• Task directions: Count the lines of the data below that include the string "Авто", and provide nothing but the result.

• Available data:

▬▬▬▬▬▬▬▬▬▬

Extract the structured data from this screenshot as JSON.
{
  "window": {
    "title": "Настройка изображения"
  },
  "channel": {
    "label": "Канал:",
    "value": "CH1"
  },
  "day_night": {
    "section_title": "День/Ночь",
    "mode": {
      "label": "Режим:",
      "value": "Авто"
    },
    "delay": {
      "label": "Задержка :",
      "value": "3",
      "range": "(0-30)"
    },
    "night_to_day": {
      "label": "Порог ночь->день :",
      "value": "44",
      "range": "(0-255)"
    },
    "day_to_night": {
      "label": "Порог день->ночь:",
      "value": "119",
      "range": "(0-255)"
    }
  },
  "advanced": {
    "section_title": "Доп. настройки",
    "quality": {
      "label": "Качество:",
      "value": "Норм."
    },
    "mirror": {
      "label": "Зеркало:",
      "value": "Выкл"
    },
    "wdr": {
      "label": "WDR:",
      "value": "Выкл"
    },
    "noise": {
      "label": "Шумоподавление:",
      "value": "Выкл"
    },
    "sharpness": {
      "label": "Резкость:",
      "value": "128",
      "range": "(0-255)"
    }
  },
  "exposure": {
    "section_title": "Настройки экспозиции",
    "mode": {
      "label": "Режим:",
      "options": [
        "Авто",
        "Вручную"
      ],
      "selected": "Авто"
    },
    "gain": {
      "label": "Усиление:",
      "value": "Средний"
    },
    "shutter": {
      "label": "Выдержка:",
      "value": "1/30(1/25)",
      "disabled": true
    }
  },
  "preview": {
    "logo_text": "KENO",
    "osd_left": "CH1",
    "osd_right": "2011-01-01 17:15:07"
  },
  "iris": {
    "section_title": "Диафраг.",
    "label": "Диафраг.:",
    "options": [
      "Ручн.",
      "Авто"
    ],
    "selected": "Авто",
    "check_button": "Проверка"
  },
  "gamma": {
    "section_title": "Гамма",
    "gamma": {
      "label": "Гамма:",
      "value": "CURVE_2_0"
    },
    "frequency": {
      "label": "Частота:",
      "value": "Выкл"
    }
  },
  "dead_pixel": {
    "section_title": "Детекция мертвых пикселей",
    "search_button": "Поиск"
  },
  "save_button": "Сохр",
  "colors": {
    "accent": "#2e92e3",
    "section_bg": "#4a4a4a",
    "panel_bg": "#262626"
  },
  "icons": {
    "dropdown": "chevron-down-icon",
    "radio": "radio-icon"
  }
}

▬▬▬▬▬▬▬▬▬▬

• Task result: 5